(Exercise materials)
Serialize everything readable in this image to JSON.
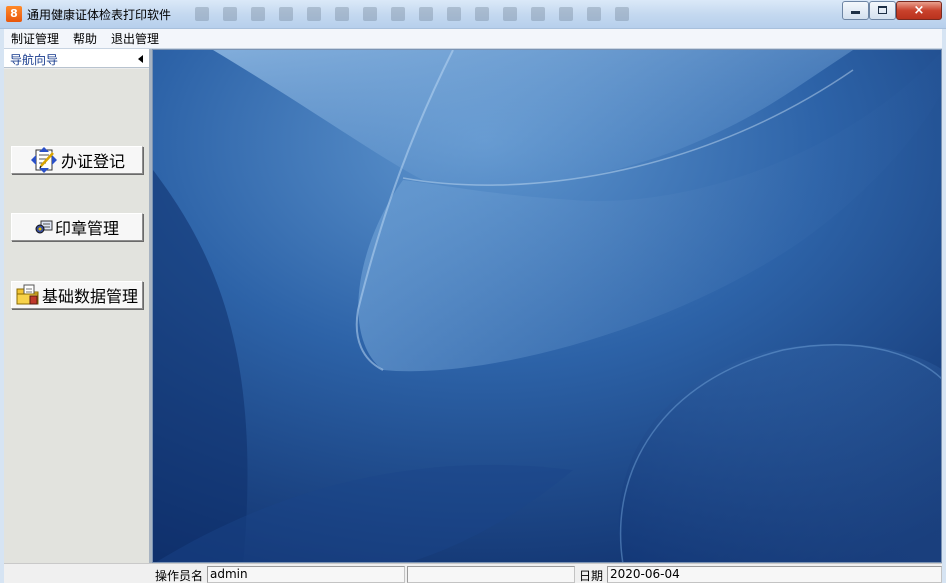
{
  "window": {
    "icon_text": "8",
    "title": "通用健康证体检表打印软件",
    "accent_color": "#e8560b"
  },
  "window_controls": {
    "minimize": "minimize-icon",
    "maximize": "maximize-icon",
    "close": "×"
  },
  "menu": {
    "items": [
      {
        "label": "制证管理"
      },
      {
        "label": "帮助"
      },
      {
        "label": "退出管理"
      }
    ]
  },
  "sidebar": {
    "title": "导航向导",
    "buttons": [
      {
        "label": "办证登记",
        "icon": "registration-icon"
      },
      {
        "label": "印章管理",
        "icon": "seal-icon"
      },
      {
        "label": "基础数据管理",
        "icon": "folder-data-icon"
      }
    ]
  },
  "desktop": {
    "background_color": "#173d7e"
  },
  "statusbar": {
    "operator_label": "操作员名",
    "operator_value": "admin",
    "date_label": "日期",
    "date_value": "2020-06-04"
  }
}
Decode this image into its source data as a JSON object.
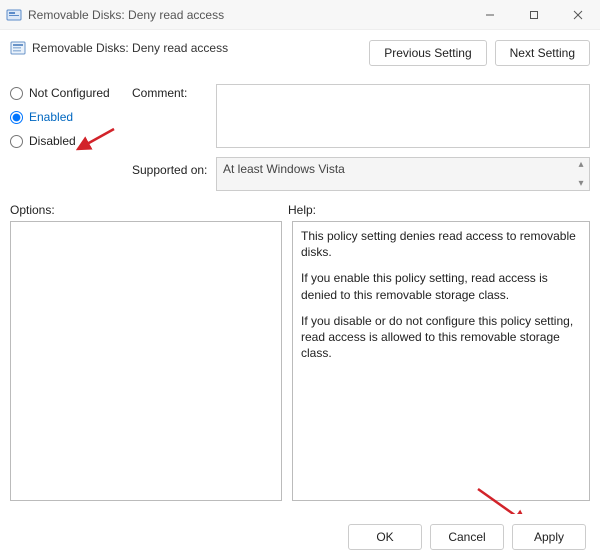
{
  "window": {
    "title": "Removable Disks: Deny read access",
    "minimize_name": "minimize-button",
    "maximize_name": "maximize-button",
    "close_name": "close-button"
  },
  "policy": {
    "name": "Removable Disks: Deny read access"
  },
  "nav": {
    "previous": "Previous Setting",
    "next": "Next Setting"
  },
  "state": {
    "not_configured_label": "Not Configured",
    "enabled_label": "Enabled",
    "disabled_label": "Disabled",
    "selected": "enabled"
  },
  "labels": {
    "comment": "Comment:",
    "supported_on": "Supported on:",
    "options": "Options:",
    "help": "Help:"
  },
  "supported_on": "At least Windows Vista",
  "help": {
    "p1": "This policy setting denies read access to removable disks.",
    "p2": "If you enable this policy setting, read access is denied to this removable storage class.",
    "p3": "If you disable or do not configure this policy setting, read access is allowed to this removable storage class."
  },
  "footer": {
    "ok": "OK",
    "cancel": "Cancel",
    "apply": "Apply"
  },
  "colors": {
    "annotation_arrow": "#d2232a",
    "accent": "#0067c0"
  }
}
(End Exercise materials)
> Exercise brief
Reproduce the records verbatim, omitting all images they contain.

> Solved problem
Serialize everything readable in this image to JSON.
{
  "window": {
    "icon_text": "8",
    "title": "通用健康证体检表打印软件",
    "accent_color": "#e8560b"
  },
  "window_controls": {
    "minimize": "minimize-icon",
    "maximize": "maximize-icon",
    "close": "×"
  },
  "menu": {
    "items": [
      {
        "label": "制证管理"
      },
      {
        "label": "帮助"
      },
      {
        "label": "退出管理"
      }
    ]
  },
  "sidebar": {
    "title": "导航向导",
    "buttons": [
      {
        "label": "办证登记",
        "icon": "registration-icon"
      },
      {
        "label": "印章管理",
        "icon": "seal-icon"
      },
      {
        "label": "基础数据管理",
        "icon": "folder-data-icon"
      }
    ]
  },
  "desktop": {
    "background_color": "#173d7e"
  },
  "statusbar": {
    "operator_label": "操作员名",
    "operator_value": "admin",
    "date_label": "日期",
    "date_value": "2020-06-04"
  }
}
Decode this image into its source data as a JSON object.
{
  "window": {
    "title": "Removable Disks: Deny read access",
    "minimize_name": "minimize-button",
    "maximize_name": "maximize-button",
    "close_name": "close-button"
  },
  "policy": {
    "name": "Removable Disks: Deny read access"
  },
  "nav": {
    "previous": "Previous Setting",
    "next": "Next Setting"
  },
  "state": {
    "not_configured_label": "Not Configured",
    "enabled_label": "Enabled",
    "disabled_label": "Disabled",
    "selected": "enabled"
  },
  "labels": {
    "comment": "Comment:",
    "supported_on": "Supported on:",
    "options": "Options:",
    "help": "Help:"
  },
  "supported_on": "At least Windows Vista",
  "help": {
    "p1": "This policy setting denies read access to removable disks.",
    "p2": "If you enable this policy setting, read access is denied to this removable storage class.",
    "p3": "If you disable or do not configure this policy setting, read access is allowed to this removable storage class."
  },
  "footer": {
    "ok": "OK",
    "cancel": "Cancel",
    "apply": "Apply"
  },
  "colors": {
    "annotation_arrow": "#d2232a",
    "accent": "#0067c0"
  }
}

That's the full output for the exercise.